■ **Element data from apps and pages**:
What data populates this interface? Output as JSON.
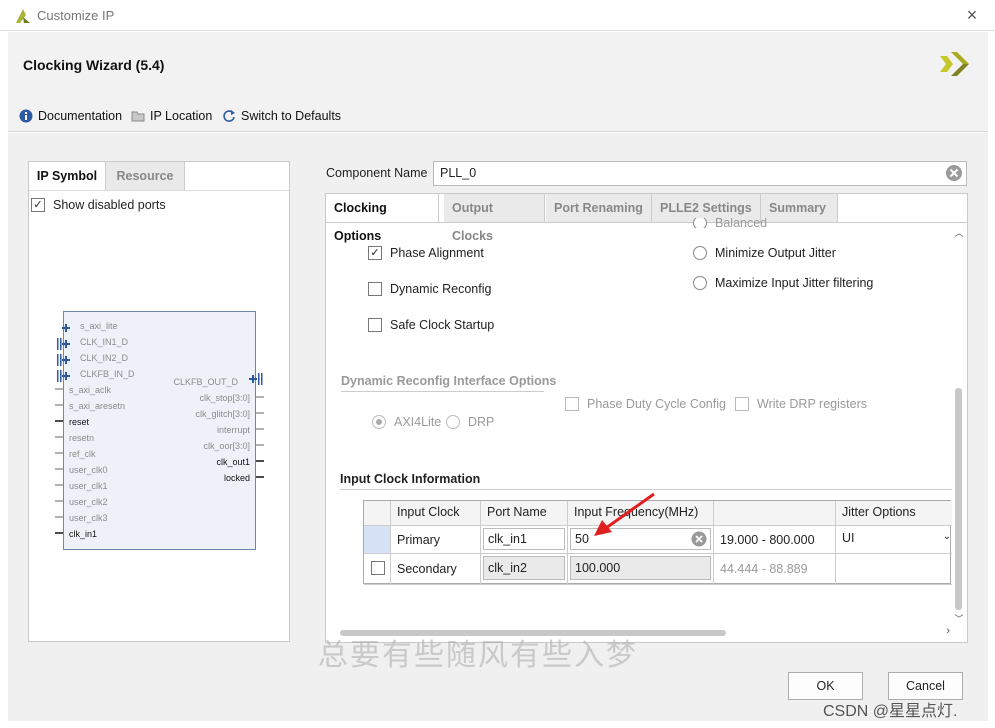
{
  "window": {
    "title": "Customize IP",
    "close_glyph": "×"
  },
  "header": {
    "wizard_title": "Clocking Wizard (5.4)"
  },
  "toolbar": {
    "documentation": "Documentation",
    "ip_location": "IP Location",
    "switch_defaults": "Switch to Defaults"
  },
  "left": {
    "tabs": [
      "IP Symbol",
      "Resource"
    ],
    "show_disabled": "Show disabled ports",
    "pins_left": [
      "s_axi_lite",
      "CLK_IN1_D",
      "CLK_IN2_D",
      "CLKFB_IN_D",
      "s_axi_aclk",
      "s_axi_aresetn",
      "reset",
      "resetn",
      "ref_clk",
      "user_clk0",
      "user_clk1",
      "user_clk2",
      "user_clk3",
      "clk_in1"
    ],
    "pins_right": [
      "CLKFB_OUT_D",
      "clk_stop[3:0]",
      "clk_glitch[3:0]",
      "interrupt",
      "clk_oor[3:0]",
      "clk_out1",
      "locked"
    ]
  },
  "component": {
    "label": "Component Name",
    "value": "PLL_0"
  },
  "tabs": [
    "Clocking Options",
    "Output Clocks",
    "Port Renaming",
    "PLLE2 Settings",
    "Summary"
  ],
  "options": {
    "balanced": "Balanced",
    "phase_alignment": "Phase Alignment",
    "dynamic_reconfig": "Dynamic Reconfig",
    "safe_clock": "Safe Clock Startup",
    "min_output_jitter": "Minimize Output Jitter",
    "max_input_jitter": "Maximize Input Jitter filtering"
  },
  "dyn_reconfig": {
    "title": "Dynamic Reconfig Interface Options",
    "axi4lite": "AXI4Lite",
    "drp": "DRP",
    "phase_duty": "Phase Duty Cycle Config",
    "write_drp": "Write DRP registers"
  },
  "input_clock": {
    "title": "Input Clock Information",
    "headers": [
      "Input Clock",
      "Port Name",
      "Input Frequency(MHz)",
      "",
      "Jitter Options"
    ],
    "rows": [
      {
        "clock": "Primary",
        "port": "clk_in1",
        "freq": "50",
        "range": "19.000 - 800.000",
        "jitter": "UI"
      },
      {
        "clock": "Secondary",
        "port": "clk_in2",
        "freq": "100.000",
        "range": "44.444 - 88.889",
        "jitter": ""
      }
    ]
  },
  "buttons": {
    "ok": "OK",
    "cancel": "Cancel"
  },
  "watermark": {
    "text": "总要有些随风有些入梦",
    "csdn": "CSDN @星星点灯."
  },
  "colors": {
    "accent": "#e8eef8",
    "arrow": "#e02020"
  }
}
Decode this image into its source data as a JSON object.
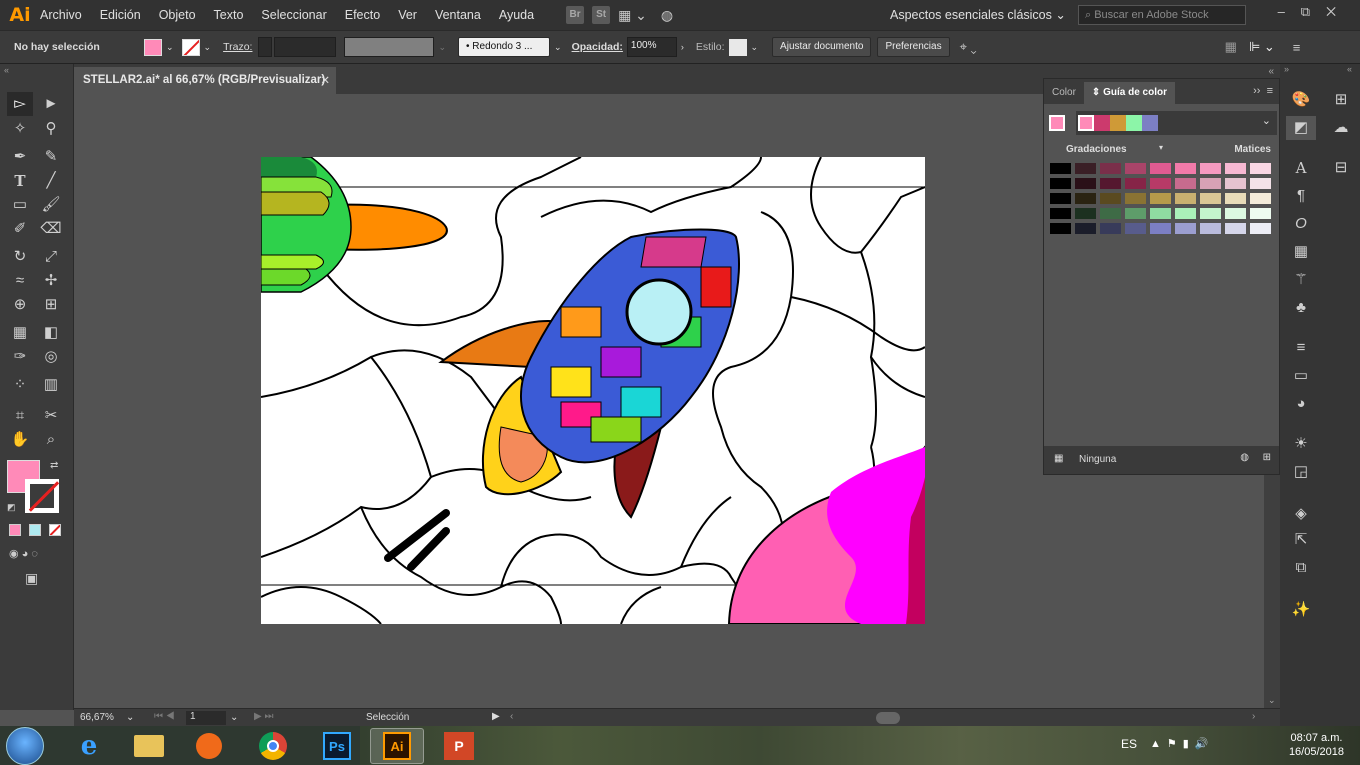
{
  "app": {
    "logo": "Ai"
  },
  "menu": [
    "Archivo",
    "Edición",
    "Objeto",
    "Texto",
    "Seleccionar",
    "Efecto",
    "Ver",
    "Ventana",
    "Ayuda"
  ],
  "menu_icons": [
    "Br",
    "St",
    "arrange-documents-icon",
    "gpu-icon"
  ],
  "workspace": "Aspectos esenciales clásicos",
  "stock_search": {
    "placeholder": "Buscar en Adobe Stock"
  },
  "control": {
    "selection": "No hay selección",
    "fill_color": "#ff8ab8",
    "stroke_label": "Trazo:",
    "brush": "Redondo 3 ...",
    "opacity_label": "Opacidad:",
    "opacity_value": "100%",
    "style_label": "Estilo:",
    "fit_doc": "Ajustar documento",
    "preferences": "Preferencias"
  },
  "document": {
    "tab": "STELLAR2.ai* al 66,67% (RGB/Previsualizar)"
  },
  "status": {
    "zoom": "66,67%",
    "page": "1",
    "tool": "Selección"
  },
  "color_panel": {
    "tabs": [
      "Color",
      "Guía de color"
    ],
    "active_tab": "Guía de color",
    "base_color": "#ff8ab8",
    "harmony": [
      "#ff8ab8",
      "#cc3a6d",
      "#cf9a37",
      "#8cf5a8",
      "#7c7fc4"
    ],
    "gradations": "Gradaciones",
    "shades": "Matices",
    "footer": "Ninguna",
    "grid": [
      [
        "#000000",
        "#3a1f26",
        "#7a2f4a",
        "#a94469",
        "#e05b91",
        "#f27aa9",
        "#f59ac0",
        "#f7b8d2",
        "#f9d6e3"
      ],
      [
        "#000000",
        "#2a1018",
        "#55172f",
        "#862447",
        "#b83a67",
        "#c76b8e",
        "#d7a2b5",
        "#e6c3d0",
        "#f3e2e8"
      ],
      [
        "#000000",
        "#2a2312",
        "#5a4a20",
        "#8a7333",
        "#b69a4a",
        "#c9b070",
        "#d9c795",
        "#e8dcb9",
        "#f4ecda"
      ],
      [
        "#000000",
        "#1c3020",
        "#3e6b46",
        "#5e9d6a",
        "#8fdca1",
        "#aaf0b9",
        "#c4f5cd",
        "#dcf9e1",
        "#eefcf0"
      ],
      [
        "#000000",
        "#1b1d2a",
        "#383b5a",
        "#585c8c",
        "#7c7fc4",
        "#9b9ed0",
        "#b9bbdc",
        "#d5d6ea",
        "#ecedf5"
      ]
    ]
  },
  "taskbar": {
    "apps": [
      "Internet Explorer",
      "Explorador",
      "Media",
      "Chrome",
      "Photoshop",
      "Illustrator",
      "PowerPoint"
    ],
    "lang": "ES",
    "time": "08:07 a.m.",
    "date": "16/05/2018"
  }
}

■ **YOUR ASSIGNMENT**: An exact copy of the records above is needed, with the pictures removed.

■ **EXPECTED ANSWER**:
What data populates this interface? Output as JSON.
{
  "window": {
    "title": "Customize IP",
    "close_glyph": "×"
  },
  "header": {
    "wizard_title": "Clocking Wizard (5.4)"
  },
  "toolbar": {
    "documentation": "Documentation",
    "ip_location": "IP Location",
    "switch_defaults": "Switch to Defaults"
  },
  "left": {
    "tabs": [
      "IP Symbol",
      "Resource"
    ],
    "show_disabled": "Show disabled ports",
    "pins_left": [
      "s_axi_lite",
      "CLK_IN1_D",
      "CLK_IN2_D",
      "CLKFB_IN_D",
      "s_axi_aclk",
      "s_axi_aresetn",
      "reset",
      "resetn",
      "ref_clk",
      "user_clk0",
      "user_clk1",
      "user_clk2",
      "user_clk3",
      "clk_in1"
    ],
    "pins_right": [
      "CLKFB_OUT_D",
      "clk_stop[3:0]",
      "clk_glitch[3:0]",
      "interrupt",
      "clk_oor[3:0]",
      "clk_out1",
      "locked"
    ]
  },
  "component": {
    "label": "Component Name",
    "value": "PLL_0"
  },
  "tabs": [
    "Clocking Options",
    "Output Clocks",
    "Port Renaming",
    "PLLE2 Settings",
    "Summary"
  ],
  "options": {
    "balanced": "Balanced",
    "phase_alignment": "Phase Alignment",
    "dynamic_reconfig": "Dynamic Reconfig",
    "safe_clock": "Safe Clock Startup",
    "min_output_jitter": "Minimize Output Jitter",
    "max_input_jitter": "Maximize Input Jitter filtering"
  },
  "dyn_reconfig": {
    "title": "Dynamic Reconfig Interface Options",
    "axi4lite": "AXI4Lite",
    "drp": "DRP",
    "phase_duty": "Phase Duty Cycle Config",
    "write_drp": "Write DRP registers"
  },
  "input_clock": {
    "title": "Input Clock Information",
    "headers": [
      "Input Clock",
      "Port Name",
      "Input Frequency(MHz)",
      "",
      "Jitter Options"
    ],
    "rows": [
      {
        "clock": "Primary",
        "port": "clk_in1",
        "freq": "50",
        "range": "19.000 - 800.000",
        "jitter": "UI"
      },
      {
        "clock": "Secondary",
        "port": "clk_in2",
        "freq": "100.000",
        "range": "44.444 - 88.889",
        "jitter": ""
      }
    ]
  },
  "buttons": {
    "ok": "OK",
    "cancel": "Cancel"
  },
  "watermark": {
    "text": "总要有些随风有些入梦",
    "csdn": "CSDN @星星点灯."
  },
  "colors": {
    "accent": "#e8eef8",
    "arrow": "#e02020"
  }
}
Decode this image into its source data as a JSON object.
{
  "app": {
    "logo": "Ai"
  },
  "menu": [
    "Archivo",
    "Edición",
    "Objeto",
    "Texto",
    "Seleccionar",
    "Efecto",
    "Ver",
    "Ventana",
    "Ayuda"
  ],
  "menu_icons": [
    "Br",
    "St",
    "arrange-documents-icon",
    "gpu-icon"
  ],
  "workspace": "Aspectos esenciales clásicos",
  "stock_search": {
    "placeholder": "Buscar en Adobe Stock"
  },
  "control": {
    "selection": "No hay selección",
    "fill_color": "#ff8ab8",
    "stroke_label": "Trazo:",
    "brush": "Redondo 3 ...",
    "opacity_label": "Opacidad:",
    "opacity_value": "100%",
    "style_label": "Estilo:",
    "fit_doc": "Ajustar documento",
    "preferences": "Preferencias"
  },
  "document": {
    "tab": "STELLAR2.ai* al 66,67% (RGB/Previsualizar)"
  },
  "status": {
    "zoom": "66,67%",
    "page": "1",
    "tool": "Selección"
  },
  "color_panel": {
    "tabs": [
      "Color",
      "Guía de color"
    ],
    "active_tab": "Guía de color",
    "base_color": "#ff8ab8",
    "harmony": [
      "#ff8ab8",
      "#cc3a6d",
      "#cf9a37",
      "#8cf5a8",
      "#7c7fc4"
    ],
    "gradations": "Gradaciones",
    "shades": "Matices",
    "footer": "Ninguna",
    "grid": [
      [
        "#000000",
        "#3a1f26",
        "#7a2f4a",
        "#a94469",
        "#e05b91",
        "#f27aa9",
        "#f59ac0",
        "#f7b8d2",
        "#f9d6e3"
      ],
      [
        "#000000",
        "#2a1018",
        "#55172f",
        "#862447",
        "#b83a67",
        "#c76b8e",
        "#d7a2b5",
        "#e6c3d0",
        "#f3e2e8"
      ],
      [
        "#000000",
        "#2a2312",
        "#5a4a20",
        "#8a7333",
        "#b69a4a",
        "#c9b070",
        "#d9c795",
        "#e8dcb9",
        "#f4ecda"
      ],
      [
        "#000000",
        "#1c3020",
        "#3e6b46",
        "#5e9d6a",
        "#8fdca1",
        "#aaf0b9",
        "#c4f5cd",
        "#dcf9e1",
        "#eefcf0"
      ],
      [
        "#000000",
        "#1b1d2a",
        "#383b5a",
        "#585c8c",
        "#7c7fc4",
        "#9b9ed0",
        "#b9bbdc",
        "#d5d6ea",
        "#ecedf5"
      ]
    ]
  },
  "taskbar": {
    "apps": [
      "Internet Explorer",
      "Explorador",
      "Media",
      "Chrome",
      "Photoshop",
      "Illustrator",
      "PowerPoint"
    ],
    "lang": "ES",
    "time": "08:07 a.m.",
    "date": "16/05/2018"
  }
}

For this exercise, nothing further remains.